One thing led to another, and Hiteshew soon found himself in the Philadelphia Ceili Group, eventually rising to a leadership position. In time, he came to realize the importance of documenting the many Irish music superstars—although they probably wouldn’t think of themselves in those terms—who passed through the city. Ultimately, that documentation found its fullest expression in the form of yet another of Hiteshew’s passions—photography, until recently done the old-fashioned way—on film. “I knew right from the beginning that what the Ceili Group was doing was important. And so I began to document.”

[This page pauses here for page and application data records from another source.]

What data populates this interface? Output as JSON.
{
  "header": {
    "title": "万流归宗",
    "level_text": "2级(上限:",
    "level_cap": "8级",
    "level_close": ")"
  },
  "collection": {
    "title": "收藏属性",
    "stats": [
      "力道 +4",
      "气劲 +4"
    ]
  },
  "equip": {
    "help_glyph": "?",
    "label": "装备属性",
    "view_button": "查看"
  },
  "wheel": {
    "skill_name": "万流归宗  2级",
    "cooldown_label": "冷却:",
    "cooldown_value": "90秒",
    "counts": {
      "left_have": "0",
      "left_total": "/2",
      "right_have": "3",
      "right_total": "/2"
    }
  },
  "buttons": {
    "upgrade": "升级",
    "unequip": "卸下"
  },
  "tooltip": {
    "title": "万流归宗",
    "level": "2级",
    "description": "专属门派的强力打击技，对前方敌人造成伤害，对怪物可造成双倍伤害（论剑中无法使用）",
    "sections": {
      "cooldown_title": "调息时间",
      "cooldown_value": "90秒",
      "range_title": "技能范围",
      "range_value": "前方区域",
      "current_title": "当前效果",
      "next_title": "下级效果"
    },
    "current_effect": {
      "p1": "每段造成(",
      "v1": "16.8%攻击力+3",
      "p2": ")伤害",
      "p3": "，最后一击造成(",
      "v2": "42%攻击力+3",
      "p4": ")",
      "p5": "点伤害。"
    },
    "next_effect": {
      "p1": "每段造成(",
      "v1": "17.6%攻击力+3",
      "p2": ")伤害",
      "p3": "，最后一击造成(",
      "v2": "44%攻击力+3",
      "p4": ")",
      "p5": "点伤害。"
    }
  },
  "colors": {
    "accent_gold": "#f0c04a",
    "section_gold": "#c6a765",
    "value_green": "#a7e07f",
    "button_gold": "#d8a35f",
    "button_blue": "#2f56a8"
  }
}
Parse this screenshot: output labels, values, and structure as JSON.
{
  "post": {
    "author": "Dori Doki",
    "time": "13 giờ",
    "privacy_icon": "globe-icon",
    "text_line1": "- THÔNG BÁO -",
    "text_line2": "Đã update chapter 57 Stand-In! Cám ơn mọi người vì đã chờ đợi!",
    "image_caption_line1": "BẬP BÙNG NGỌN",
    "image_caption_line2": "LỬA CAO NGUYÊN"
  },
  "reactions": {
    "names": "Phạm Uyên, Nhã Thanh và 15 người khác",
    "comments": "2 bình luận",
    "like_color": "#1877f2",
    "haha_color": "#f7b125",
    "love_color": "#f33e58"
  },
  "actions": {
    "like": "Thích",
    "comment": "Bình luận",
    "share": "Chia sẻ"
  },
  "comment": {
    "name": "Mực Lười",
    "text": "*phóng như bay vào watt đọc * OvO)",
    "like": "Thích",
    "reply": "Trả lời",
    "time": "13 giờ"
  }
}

Hiteshew came to know many of those musicians as they traveled through Philadelphia for Ceili Group concerts. “Musicians would wind up staying with me in those days, and I would photograph them the next morning after the concert,” Hiteshew recalls. “With Irish and early mornings … well, they were a little groggy, and sometimes they were getting on the next plane, but they were very gracious. A lot of them are sitting, holding their instrument or playing.”
Some of the photos were also taken in Ireland.

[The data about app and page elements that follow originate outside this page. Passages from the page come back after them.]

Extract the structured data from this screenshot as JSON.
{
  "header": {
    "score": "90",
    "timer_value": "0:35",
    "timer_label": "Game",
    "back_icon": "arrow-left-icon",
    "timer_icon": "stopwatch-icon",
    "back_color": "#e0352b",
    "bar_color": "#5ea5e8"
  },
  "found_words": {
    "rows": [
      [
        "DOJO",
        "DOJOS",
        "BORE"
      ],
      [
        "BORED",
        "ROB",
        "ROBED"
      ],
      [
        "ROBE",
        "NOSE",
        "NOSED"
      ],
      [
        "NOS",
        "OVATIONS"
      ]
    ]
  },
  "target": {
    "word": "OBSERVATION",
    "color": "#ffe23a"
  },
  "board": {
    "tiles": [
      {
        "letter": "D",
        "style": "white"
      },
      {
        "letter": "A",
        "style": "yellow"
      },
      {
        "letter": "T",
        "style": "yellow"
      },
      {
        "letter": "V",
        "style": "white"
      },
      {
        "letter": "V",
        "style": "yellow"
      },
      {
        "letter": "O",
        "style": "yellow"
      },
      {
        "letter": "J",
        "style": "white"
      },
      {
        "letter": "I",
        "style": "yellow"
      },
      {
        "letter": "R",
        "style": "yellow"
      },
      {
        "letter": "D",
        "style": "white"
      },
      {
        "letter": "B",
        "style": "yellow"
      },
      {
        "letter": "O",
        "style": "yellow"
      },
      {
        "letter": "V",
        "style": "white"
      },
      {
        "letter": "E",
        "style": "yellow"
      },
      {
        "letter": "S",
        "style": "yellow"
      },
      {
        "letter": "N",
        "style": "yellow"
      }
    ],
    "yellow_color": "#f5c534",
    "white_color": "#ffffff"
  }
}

Hiteshew quickly came to understand the importance of documenting the old guard, but also the new young musicians who in turn went running with the music, making it their own. “In two cases,” Hiteshew says of his portraits, “it was a father teaching his child.” (Such as Mike and Mary Rafferty.)
The now extensive collection, he says, “demonstrates the passing of the tradition, from one generation to the next, and the vitality and relevance of the tradition in the 21st century.”
The fruits of Hiteshew’s labors were recognized Thursday night at an exhibition at the Irish Consulate in New York City.
So many faces, 50 in all, lovingly preserved in stark black in white, incredibly crisp silver prints: Leitrim flutist Eddie Cahill, fiddler Paddy Reynolds (“The Music Master of Dromard”), County Sligo master fiddler Andy McGann, Chicago fiddler Liz Carroll, singers Mary Black and Dolores Keane, multi-instrumentalist and folklorist Mick Moloney, the late great Belfast flutist and Altan co-founder Frankie Kennedy, the family trio of Seamus, Siobhan and Rory Ann Egan (taken when they were very young), and so many more … including Philadelphia’s own young All-Ireland fiddler Haley Richardson.
The simply framed prints lined the walls of the consulate’s bright 17th floor exhibit space. There were so many guests it was hard to move. Some of the region’s all-star musicians were also on hand, including fiddlers Tony DeMarco and Don Meade, and piper Jerry O’Sullivan. Later on in the evening, about a dozen of them played a rocking impromptu session—and then it got a lot harder to move, because no one was moving. They were just standing there listening.
Most who attended Thursday night’s event at the Consulate seemed overwhelmed by Hiteshew’s lifelong labor of love—including the Consul herself Barbara Jones. “This is Ireland,” she said as she gestured around the room. “Fifty photographs that have never seen the light of public space. This is the work of a genius.”
“And of course,” she added, drawing laughs from a large local contingent, “that genius is from Philadelphia.”
Hiteshew, for his part, takes a more modest view.
“I want the viewer to know something about the person in the photo and want to know more. If you look at a photo and it speaks to you, then I feel like I’ve done my job.”
Plans are currently under way to move the exhibit to Philadelphia. Stay tuned.
Photos and video below.